It shows up at awards shows and sporting events: swag. Not just the swag that refers to free promotional items given to attendees, but also the swag that refers to stylish confidence.
The freebie swag, sometimes also spelled schwag, dates back to the 1960s and was used to describe promotional items. According to our files, early swag was everything from promotional records sent to radio stations to free slippers for airline passengers. In short order, this particular meaning of swag broadened and soon referred to anything given to an attendee of an event (such as a conference) as a promotional stunt.
This swag didn't gain much use until the 1990s, but it also didn't appear out of thin air. The newer meanings were based on an older, more established meaning that referred to goods acquired by unlawful means:
Silverware in those days was the choicest swag known to burglars... —Willamette Farmer [Oregon], 14 October 1898
It's likely that the "loot" sense of swag came into English from thieves' cant. We have 17th-century evidence of a number of phrases from the underworld that use this sense of swag, like swag-shop (a shop selling goods) and rum swag (full of rich goods). Modern swag, however, isn't stolen but given freely. We've entered this "promotional items" sense of swag into our Unabridged Dictionary.

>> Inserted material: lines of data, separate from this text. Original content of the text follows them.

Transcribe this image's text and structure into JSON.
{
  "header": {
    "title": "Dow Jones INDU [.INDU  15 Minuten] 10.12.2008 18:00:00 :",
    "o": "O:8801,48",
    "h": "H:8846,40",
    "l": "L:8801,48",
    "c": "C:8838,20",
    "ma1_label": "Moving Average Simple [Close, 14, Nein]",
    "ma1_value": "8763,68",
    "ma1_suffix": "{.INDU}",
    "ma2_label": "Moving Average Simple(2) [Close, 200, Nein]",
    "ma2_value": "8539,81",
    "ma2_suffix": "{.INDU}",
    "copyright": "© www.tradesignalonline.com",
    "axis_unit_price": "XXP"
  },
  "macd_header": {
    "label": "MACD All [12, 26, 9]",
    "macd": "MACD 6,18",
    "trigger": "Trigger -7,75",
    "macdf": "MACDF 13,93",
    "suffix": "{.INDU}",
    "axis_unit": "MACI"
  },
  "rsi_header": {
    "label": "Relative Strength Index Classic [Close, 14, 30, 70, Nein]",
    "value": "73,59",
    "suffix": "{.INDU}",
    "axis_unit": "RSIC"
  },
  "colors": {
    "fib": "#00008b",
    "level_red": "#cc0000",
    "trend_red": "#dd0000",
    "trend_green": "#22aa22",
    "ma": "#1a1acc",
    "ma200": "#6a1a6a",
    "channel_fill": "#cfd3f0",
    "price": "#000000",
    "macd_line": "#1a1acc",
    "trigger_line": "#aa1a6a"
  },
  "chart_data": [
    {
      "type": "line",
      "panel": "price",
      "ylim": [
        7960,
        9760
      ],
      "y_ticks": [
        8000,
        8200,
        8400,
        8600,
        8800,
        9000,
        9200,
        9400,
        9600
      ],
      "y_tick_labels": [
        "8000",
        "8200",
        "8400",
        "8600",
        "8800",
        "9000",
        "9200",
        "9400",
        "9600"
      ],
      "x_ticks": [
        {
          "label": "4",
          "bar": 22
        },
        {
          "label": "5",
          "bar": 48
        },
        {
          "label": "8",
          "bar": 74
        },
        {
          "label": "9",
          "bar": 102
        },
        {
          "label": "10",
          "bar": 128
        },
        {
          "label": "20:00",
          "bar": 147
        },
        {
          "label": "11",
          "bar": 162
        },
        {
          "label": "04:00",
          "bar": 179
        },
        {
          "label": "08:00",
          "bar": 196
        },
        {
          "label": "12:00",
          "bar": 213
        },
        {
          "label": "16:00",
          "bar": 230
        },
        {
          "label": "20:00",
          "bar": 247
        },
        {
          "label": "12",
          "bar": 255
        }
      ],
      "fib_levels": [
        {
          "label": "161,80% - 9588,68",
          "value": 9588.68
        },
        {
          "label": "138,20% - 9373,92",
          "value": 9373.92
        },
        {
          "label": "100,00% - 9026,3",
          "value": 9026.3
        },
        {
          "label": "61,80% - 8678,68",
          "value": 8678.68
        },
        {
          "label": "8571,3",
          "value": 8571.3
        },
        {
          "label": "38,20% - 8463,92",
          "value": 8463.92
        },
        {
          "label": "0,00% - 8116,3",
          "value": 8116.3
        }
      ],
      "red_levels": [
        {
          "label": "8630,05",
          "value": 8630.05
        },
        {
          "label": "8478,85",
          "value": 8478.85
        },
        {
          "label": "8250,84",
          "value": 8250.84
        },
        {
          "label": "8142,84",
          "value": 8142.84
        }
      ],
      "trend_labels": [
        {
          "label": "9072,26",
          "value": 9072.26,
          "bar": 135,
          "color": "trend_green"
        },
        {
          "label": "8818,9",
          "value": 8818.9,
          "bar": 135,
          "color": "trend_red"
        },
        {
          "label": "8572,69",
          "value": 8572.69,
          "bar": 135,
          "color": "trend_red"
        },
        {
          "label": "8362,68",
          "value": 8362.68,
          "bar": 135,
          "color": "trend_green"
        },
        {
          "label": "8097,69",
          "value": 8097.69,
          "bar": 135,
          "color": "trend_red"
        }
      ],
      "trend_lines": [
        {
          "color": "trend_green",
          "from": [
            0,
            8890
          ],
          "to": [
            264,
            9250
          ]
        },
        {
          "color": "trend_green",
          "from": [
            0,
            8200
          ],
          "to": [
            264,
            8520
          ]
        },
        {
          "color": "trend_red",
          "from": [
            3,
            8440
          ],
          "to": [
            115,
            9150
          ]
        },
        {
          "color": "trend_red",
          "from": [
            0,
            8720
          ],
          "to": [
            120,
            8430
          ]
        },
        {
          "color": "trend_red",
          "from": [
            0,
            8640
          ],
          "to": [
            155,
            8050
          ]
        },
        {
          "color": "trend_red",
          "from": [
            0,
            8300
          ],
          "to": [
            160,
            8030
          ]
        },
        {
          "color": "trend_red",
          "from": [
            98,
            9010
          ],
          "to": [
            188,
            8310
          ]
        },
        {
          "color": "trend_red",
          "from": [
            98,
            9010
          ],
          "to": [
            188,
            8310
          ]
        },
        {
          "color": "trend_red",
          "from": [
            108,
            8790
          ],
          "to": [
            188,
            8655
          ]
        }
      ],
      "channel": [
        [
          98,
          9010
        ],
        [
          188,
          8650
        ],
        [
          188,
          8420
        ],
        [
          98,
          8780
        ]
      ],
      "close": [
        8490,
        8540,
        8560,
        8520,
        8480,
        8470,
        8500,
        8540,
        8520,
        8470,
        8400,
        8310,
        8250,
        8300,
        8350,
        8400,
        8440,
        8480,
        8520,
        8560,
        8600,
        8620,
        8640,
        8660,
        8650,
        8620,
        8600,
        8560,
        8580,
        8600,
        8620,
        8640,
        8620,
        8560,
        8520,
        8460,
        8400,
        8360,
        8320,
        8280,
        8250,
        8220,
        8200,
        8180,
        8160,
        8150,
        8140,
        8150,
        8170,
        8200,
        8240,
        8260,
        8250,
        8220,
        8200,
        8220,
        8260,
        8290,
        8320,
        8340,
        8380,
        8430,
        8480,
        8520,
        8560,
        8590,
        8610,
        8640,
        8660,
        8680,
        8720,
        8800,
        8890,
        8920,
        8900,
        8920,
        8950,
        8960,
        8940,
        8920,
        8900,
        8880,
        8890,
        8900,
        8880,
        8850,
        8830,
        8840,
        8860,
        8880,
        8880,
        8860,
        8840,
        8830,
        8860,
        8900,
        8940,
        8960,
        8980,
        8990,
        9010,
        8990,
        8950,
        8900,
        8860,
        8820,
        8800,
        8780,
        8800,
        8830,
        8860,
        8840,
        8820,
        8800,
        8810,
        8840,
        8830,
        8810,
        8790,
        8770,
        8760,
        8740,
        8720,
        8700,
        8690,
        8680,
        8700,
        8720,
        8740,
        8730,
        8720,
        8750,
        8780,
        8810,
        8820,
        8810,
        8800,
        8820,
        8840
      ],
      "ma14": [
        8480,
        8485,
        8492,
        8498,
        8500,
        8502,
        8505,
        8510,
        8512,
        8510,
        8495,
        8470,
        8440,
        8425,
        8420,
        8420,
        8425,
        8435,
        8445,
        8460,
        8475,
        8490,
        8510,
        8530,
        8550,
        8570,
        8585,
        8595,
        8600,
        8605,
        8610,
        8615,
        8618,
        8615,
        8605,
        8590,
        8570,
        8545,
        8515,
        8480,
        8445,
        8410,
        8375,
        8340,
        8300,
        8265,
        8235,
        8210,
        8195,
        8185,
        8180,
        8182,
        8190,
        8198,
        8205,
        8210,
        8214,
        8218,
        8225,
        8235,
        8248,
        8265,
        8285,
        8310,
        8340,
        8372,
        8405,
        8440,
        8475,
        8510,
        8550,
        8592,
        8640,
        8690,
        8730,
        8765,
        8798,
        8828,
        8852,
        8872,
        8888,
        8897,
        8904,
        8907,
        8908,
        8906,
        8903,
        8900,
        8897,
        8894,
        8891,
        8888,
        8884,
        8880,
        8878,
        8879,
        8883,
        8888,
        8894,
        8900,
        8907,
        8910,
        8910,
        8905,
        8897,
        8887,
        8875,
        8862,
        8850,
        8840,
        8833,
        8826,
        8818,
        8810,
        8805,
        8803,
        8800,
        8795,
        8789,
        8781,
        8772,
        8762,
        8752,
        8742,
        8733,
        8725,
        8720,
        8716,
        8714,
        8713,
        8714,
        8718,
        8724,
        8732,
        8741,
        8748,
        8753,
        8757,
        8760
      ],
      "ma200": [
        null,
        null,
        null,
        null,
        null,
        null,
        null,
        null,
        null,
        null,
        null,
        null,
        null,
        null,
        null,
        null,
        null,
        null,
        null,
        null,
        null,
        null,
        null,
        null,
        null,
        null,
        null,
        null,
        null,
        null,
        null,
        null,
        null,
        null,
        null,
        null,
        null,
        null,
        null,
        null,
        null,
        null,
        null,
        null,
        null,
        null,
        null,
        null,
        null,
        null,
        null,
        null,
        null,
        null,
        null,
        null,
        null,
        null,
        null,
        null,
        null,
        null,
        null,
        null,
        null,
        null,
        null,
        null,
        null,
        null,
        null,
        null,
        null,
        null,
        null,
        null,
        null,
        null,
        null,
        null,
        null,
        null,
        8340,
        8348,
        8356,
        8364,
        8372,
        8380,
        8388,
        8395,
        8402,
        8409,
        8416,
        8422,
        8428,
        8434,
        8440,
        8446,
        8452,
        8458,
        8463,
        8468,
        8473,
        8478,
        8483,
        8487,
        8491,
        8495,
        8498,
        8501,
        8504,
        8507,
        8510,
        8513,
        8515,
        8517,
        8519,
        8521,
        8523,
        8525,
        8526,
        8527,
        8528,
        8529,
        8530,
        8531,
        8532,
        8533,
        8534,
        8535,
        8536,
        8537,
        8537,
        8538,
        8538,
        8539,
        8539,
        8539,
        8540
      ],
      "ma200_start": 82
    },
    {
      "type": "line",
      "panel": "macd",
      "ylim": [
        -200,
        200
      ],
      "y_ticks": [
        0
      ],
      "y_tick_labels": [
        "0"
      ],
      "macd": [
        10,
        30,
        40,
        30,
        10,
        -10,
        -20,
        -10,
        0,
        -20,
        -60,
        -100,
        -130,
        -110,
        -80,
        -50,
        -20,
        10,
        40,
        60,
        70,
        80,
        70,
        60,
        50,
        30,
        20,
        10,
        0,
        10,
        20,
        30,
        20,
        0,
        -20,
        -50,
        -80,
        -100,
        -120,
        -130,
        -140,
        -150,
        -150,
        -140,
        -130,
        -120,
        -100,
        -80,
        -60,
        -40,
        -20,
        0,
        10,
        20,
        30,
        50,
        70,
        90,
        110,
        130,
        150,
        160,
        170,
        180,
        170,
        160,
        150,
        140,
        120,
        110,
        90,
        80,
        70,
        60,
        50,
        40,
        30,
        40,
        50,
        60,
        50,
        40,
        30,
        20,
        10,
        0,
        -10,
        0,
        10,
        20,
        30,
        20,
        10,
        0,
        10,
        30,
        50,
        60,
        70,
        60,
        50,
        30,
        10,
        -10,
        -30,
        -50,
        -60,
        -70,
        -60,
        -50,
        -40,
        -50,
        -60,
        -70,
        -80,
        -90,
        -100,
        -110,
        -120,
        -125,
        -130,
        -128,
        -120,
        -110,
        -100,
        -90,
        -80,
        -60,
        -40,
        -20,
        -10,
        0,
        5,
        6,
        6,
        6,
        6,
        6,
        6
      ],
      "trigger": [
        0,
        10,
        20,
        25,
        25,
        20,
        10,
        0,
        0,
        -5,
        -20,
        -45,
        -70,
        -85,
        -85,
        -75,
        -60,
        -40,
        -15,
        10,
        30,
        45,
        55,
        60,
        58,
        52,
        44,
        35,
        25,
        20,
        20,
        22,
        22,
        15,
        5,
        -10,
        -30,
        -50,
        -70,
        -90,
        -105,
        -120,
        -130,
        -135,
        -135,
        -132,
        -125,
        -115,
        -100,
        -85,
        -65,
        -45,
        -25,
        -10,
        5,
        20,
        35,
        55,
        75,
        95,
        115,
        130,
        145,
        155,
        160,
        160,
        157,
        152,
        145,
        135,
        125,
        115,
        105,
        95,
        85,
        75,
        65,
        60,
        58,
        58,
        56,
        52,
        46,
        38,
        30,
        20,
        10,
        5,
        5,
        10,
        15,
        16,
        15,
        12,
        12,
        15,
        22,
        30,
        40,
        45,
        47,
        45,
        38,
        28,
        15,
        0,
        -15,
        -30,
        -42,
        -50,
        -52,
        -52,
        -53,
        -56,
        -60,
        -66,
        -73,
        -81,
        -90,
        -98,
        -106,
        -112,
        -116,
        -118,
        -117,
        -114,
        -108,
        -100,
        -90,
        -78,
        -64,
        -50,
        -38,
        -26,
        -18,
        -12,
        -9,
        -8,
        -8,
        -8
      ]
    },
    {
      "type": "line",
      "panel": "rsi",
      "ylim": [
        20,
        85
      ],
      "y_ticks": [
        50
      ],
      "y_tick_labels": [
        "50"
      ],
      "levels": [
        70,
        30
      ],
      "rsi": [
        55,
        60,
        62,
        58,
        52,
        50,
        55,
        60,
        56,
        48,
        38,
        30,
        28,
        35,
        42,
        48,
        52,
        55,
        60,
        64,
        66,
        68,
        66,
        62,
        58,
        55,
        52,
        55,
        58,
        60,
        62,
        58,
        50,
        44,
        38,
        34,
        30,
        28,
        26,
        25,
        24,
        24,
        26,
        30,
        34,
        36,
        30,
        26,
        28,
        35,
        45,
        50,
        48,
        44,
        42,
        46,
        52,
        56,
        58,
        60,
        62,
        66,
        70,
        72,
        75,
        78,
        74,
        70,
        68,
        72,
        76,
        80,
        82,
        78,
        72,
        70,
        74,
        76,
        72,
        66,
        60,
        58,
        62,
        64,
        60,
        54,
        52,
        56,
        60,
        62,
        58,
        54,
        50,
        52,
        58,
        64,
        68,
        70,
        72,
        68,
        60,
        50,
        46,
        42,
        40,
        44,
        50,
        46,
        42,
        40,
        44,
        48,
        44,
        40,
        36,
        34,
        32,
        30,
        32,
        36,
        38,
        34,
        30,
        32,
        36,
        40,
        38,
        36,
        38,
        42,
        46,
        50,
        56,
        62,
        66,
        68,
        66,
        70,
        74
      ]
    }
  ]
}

What about the other swag? That's a slang word that refers to stylish confidence. It shows up in songs ("Check out my swag, yo / I walk like a ballplayer"—Jay Z) and social media hashtags, but this word derives from swagger, not from stolen goods. And though it sounds newer than the "free stuff" swag, this swag is actually older. We can trace it back to 1640, where it's used to refer to "hansom swag fellowes."